Pressed about the matter earlier this week, Tomblin said, "I'm not a scientist," adding that whether the detection limit is 10 parts per billion or 1 part per billion, the concentration involved "is still miniscule."
Dr. Vikas Kapil, chief medical officer for the CDC's National Center for Environmental Health, said he wasn't familiar with the different sampling methods being used and added a remark similar to Tomblin's.
"There are always these differences between methods," Kapil said. "When you get down to numbers that low, to some extent, I really don't think it's an issue."
The Morgantown-based consulting firm Downstream Strategies has been following the chemical leak closely, and is one of several companies that will perform home water testing, for a fee, to residents concerned about the leak.

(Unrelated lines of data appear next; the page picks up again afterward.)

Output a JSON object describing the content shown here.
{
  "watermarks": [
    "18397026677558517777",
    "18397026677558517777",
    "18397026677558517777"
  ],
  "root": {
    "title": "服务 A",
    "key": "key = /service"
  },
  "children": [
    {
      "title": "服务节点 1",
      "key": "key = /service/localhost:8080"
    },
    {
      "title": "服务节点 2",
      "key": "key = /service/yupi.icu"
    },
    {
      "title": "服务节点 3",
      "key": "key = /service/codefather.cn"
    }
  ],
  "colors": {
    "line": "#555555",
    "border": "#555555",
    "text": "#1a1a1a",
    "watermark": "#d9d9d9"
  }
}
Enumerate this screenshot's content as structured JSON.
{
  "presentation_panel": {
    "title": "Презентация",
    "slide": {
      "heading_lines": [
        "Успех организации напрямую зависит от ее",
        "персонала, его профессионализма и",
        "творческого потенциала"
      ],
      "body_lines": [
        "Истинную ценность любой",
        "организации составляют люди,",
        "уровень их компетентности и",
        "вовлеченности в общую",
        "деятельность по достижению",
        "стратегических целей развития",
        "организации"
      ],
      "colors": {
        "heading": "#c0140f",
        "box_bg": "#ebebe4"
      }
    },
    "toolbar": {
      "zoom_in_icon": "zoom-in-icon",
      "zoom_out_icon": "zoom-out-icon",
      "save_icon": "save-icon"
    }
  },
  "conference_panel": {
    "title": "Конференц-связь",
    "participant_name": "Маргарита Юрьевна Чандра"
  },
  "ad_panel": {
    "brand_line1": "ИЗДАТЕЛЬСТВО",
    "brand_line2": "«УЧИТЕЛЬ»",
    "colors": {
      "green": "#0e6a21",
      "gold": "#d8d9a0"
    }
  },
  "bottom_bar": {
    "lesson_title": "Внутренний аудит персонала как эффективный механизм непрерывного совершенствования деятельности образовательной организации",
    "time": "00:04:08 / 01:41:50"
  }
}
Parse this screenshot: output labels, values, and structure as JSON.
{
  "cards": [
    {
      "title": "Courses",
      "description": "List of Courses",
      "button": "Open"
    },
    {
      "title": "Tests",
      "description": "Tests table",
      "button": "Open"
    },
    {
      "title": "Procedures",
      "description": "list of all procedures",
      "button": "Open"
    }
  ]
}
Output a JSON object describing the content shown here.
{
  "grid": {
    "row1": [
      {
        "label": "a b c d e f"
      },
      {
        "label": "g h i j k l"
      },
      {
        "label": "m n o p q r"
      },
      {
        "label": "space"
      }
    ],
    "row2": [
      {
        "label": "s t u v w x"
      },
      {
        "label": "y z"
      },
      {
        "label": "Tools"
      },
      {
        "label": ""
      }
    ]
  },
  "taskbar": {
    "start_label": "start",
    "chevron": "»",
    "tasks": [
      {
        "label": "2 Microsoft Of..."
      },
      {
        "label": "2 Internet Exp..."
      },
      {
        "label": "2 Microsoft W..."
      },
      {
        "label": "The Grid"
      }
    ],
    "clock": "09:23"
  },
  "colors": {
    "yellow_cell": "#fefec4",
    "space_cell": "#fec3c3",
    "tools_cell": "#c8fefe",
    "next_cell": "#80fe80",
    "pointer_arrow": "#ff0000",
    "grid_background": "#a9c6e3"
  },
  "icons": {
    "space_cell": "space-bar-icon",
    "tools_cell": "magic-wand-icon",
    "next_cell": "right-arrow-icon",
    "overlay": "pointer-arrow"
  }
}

Downstream Strategies is doing sampling that goes down to the same 10 parts per billion as the state, and similar to what other firms have reported for private home testing done in the wake of the leak.
Marc Glass of Downstream Strategies said his firm is working with laboratories that use gas-chromatograph and mass-spectrometer technologies to concentrate samples prior to analysis. Glass said he understands that Louisville Water is using a different method, called direct purge and trap.
Both methods use U.S. Environmental Protection Agency-approved protocols, Glass said, but chemists performing such analysis "have differing opinions" about which procedures are more accurate for MCHM.
Ben Gilmer, a project manager with Downstream Strategies, said the limited information about state sampling that's been released has made it hard to analyze the results and draw many firm conclusions.
For example, Gilmer said, complete information about the locations of sampling and timing of sampling related to "flushing" the system have not been made available. And, many samples appear to have been taken only at publicly available locations, such as fire hydrants, which might not necessarily represent the same water quality as that coming from a kitchen sink. It's also not clear if tests are being done only for Crude MCHM or also for any of that chemical's ingredients.
"We are really trusting the water company and the National Guard at this point," Gilmer said. "Until we receive more detailed descriptions of their sampling approach, and until we are able to map all existing test results to specific locations, and compare those tests with the region's water infrastructure and water-use advisory zones, it will remain difficult for outside experts to judge how well chemicals are being pushed out of the system."
Sen. Jay Rockefeller, D-W.Va., has asked West Virginia American Water to provide more detail about its test results.
"Many West Virginians are asking for maximum transparency throughout this process and would like to have details about sampling, testing and chemical levels in a timely manner," Rockefeller wrote in a letter to the company. "Please publicly post to your company's website, in real time, the sampling times, coordinates where samples are being taken, test results in [parts per billion], and the substance for which you are testing."
Reach Ken Ward Jr. at kw...@wvgazette.com or 304-348-1702.